Items from an interface collection:
=-=-=-=-=
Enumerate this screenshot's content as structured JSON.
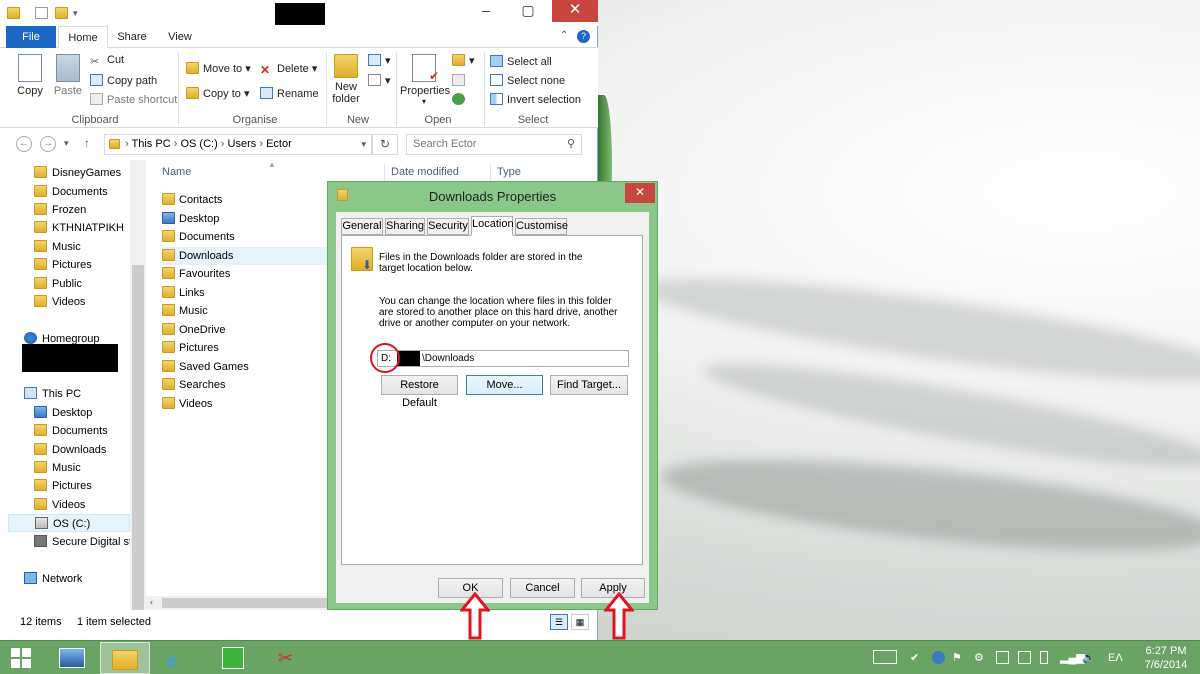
{
  "explorer": {
    "tabs": {
      "file": "File",
      "home": "Home",
      "share": "Share",
      "view": "View"
    },
    "ribbon": {
      "clipboard": {
        "copy": "Copy",
        "paste": "Paste",
        "cut": "Cut",
        "copy_path": "Copy path",
        "paste_shortcut": "Paste shortcut",
        "label": "Clipboard"
      },
      "organise": {
        "move_to": "Move to",
        "copy_to": "Copy to",
        "delete": "Delete",
        "rename": "Rename",
        "label": "Organise"
      },
      "new": {
        "new_folder_line1": "New",
        "new_folder_line2": "folder",
        "label": "New"
      },
      "open": {
        "properties": "Properties",
        "label": "Open"
      },
      "select": {
        "select_all": "Select all",
        "select_none": "Select none",
        "invert": "Invert selection",
        "label": "Select"
      }
    },
    "address": {
      "path": [
        "This PC",
        "OS (C:)",
        "Users",
        "Ector"
      ],
      "search_placeholder": "Search Ector"
    },
    "nav": {
      "user_folders": [
        "DisneyGames",
        "Documents",
        "Frozen",
        "KTHNIATPIKH",
        "Music",
        "Pictures",
        "Public",
        "Videos"
      ],
      "homegroup": "Homegroup",
      "this_pc": "This PC",
      "pc_items": [
        "Desktop",
        "Documents",
        "Downloads",
        "Music",
        "Pictures",
        "Videos",
        "OS (C:)",
        "Secure Digital sto"
      ],
      "network": "Network"
    },
    "columns": {
      "name": "Name",
      "date": "Date modified",
      "type": "Type"
    },
    "files": [
      "Contacts",
      "Desktop",
      "Documents",
      "Downloads",
      "Favourites",
      "Links",
      "Music",
      "OneDrive",
      "Pictures",
      "Saved Games",
      "Searches",
      "Videos"
    ],
    "status": {
      "count": "12 items",
      "selected": "1 item selected"
    }
  },
  "dialog": {
    "title": "Downloads Properties",
    "tabs": [
      "General",
      "Sharing",
      "Security",
      "Location",
      "Customise"
    ],
    "info": "Files in the Downloads folder are stored in the target location below.",
    "desc": "You can change the location where files in this folder are stored to another place on this hard drive, another drive or another computer on your network.",
    "path_prefix": "D:",
    "path_suffix": "\\Downloads",
    "buttons": {
      "restore": "Restore Default",
      "move": "Move...",
      "find": "Find Target...",
      "ok": "OK",
      "cancel": "Cancel",
      "apply": "Apply"
    }
  },
  "taskbar": {
    "time": "6:27 PM",
    "date": "7/6/2014",
    "lang": "EΛ"
  },
  "colors": {
    "accent_green": "#6aa464",
    "file_tab_blue": "#1a67c4",
    "close_red": "#c7463d",
    "annotation_red": "#e0141e"
  }
}
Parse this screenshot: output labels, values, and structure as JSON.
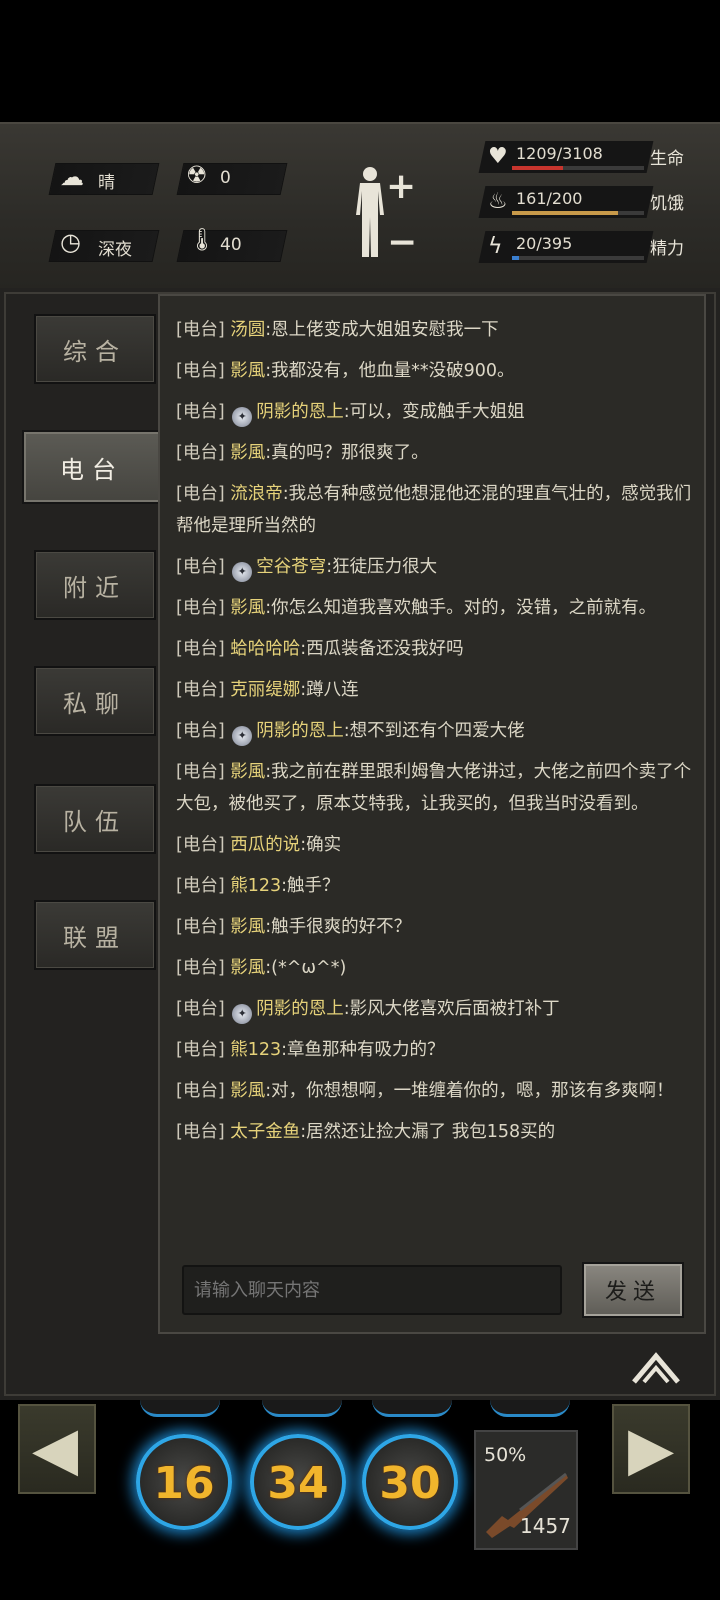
{
  "status": {
    "weather": "晴",
    "radiation": "0",
    "time_of_day": "深夜",
    "temperature": "40",
    "health": {
      "value": "1209/3108",
      "label": "生命",
      "fraction": 0.389,
      "color": "#c8352e"
    },
    "hunger": {
      "value": "161/200",
      "label": "饥饿",
      "fraction": 0.805,
      "color": "#c89a4a"
    },
    "energy": {
      "value": "20/395",
      "label": "精力",
      "fraction": 0.051,
      "color": "#3a7fd0"
    }
  },
  "tabs": [
    {
      "label": "综合"
    },
    {
      "label": "电台",
      "active": true
    },
    {
      "label": "附近"
    },
    {
      "label": "私聊"
    },
    {
      "label": "队伍"
    },
    {
      "label": "联盟"
    }
  ],
  "chat": {
    "messages": [
      {
        "channel": "[电台]",
        "name": "汤圆",
        "text": "恩上佬变成大姐姐安慰我一下",
        "badge": false
      },
      {
        "channel": "[电台]",
        "name": "影風",
        "text": "我都没有，他血量**没破900。",
        "badge": false
      },
      {
        "channel": "[电台]",
        "name": "阴影的恩上",
        "text": "可以，变成触手大姐姐",
        "badge": true
      },
      {
        "channel": "[电台]",
        "name": "影風",
        "text": "真的吗？那很爽了。",
        "badge": false
      },
      {
        "channel": "[电台]",
        "name": "流浪帝",
        "text": "我总有种感觉他想混他还混的理直气壮的，感觉我们帮他是理所当然的",
        "badge": false
      },
      {
        "channel": "[电台]",
        "name": "空谷苍穹",
        "text": "狂徒压力很大",
        "badge": true
      },
      {
        "channel": "[电台]",
        "name": "影風",
        "text": "你怎么知道我喜欢触手。对的，没错，之前就有。",
        "badge": false
      },
      {
        "channel": "[电台]",
        "name": "蛤哈哈哈",
        "text": "西瓜装备还没我好吗",
        "badge": false
      },
      {
        "channel": "[电台]",
        "name": "克丽缇娜",
        "text": "蹲八连",
        "badge": false
      },
      {
        "channel": "[电台]",
        "name": "阴影的恩上",
        "text": "想不到还有个四爱大佬",
        "badge": true
      },
      {
        "channel": "[电台]",
        "name": "影風",
        "text": "我之前在群里跟利姆鲁大佬讲过，大佬之前四个卖了个大包，被他买了，原本艾特我，让我买的，但我当时没看到。",
        "badge": false
      },
      {
        "channel": "[电台]",
        "name": "西瓜的说",
        "text": "确实",
        "badge": false
      },
      {
        "channel": "[电台]",
        "name": "熊123",
        "text": "触手？",
        "badge": false
      },
      {
        "channel": "[电台]",
        "name": "影風",
        "text": "触手很爽的好不？",
        "badge": false
      },
      {
        "channel": "[电台]",
        "name": "影風",
        "text": "(*^ω^*)",
        "badge": false
      },
      {
        "channel": "[电台]",
        "name": "阴影的恩上",
        "text": "影风大佬喜欢后面被打补丁",
        "badge": true
      },
      {
        "channel": "[电台]",
        "name": "熊123",
        "text": "章鱼那种有吸力的？",
        "badge": false
      },
      {
        "channel": "[电台]",
        "name": "影風",
        "text": "对，你想想啊，一堆缠着你的，嗯，那该有多爽啊！",
        "badge": false
      },
      {
        "channel": "[电台]",
        "name": "太子金鱼",
        "text": "居然还让捡大漏了 我包158买的",
        "badge": false
      }
    ],
    "input_placeholder": "请输入聊天内容",
    "send_label": "发送"
  },
  "hotbar": {
    "skills": [
      "16",
      "34",
      "30"
    ],
    "weapon_durability": "50%",
    "weapon_ammo": "1457"
  }
}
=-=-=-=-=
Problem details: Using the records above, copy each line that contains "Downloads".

Solution to this problem:
        "Downloads",
      "Downloads",
    "title": "Downloads Properties",
    "info": "Files in the Downloads folder are stored in the target location below.",
    "path_suffix": "\\Downloads",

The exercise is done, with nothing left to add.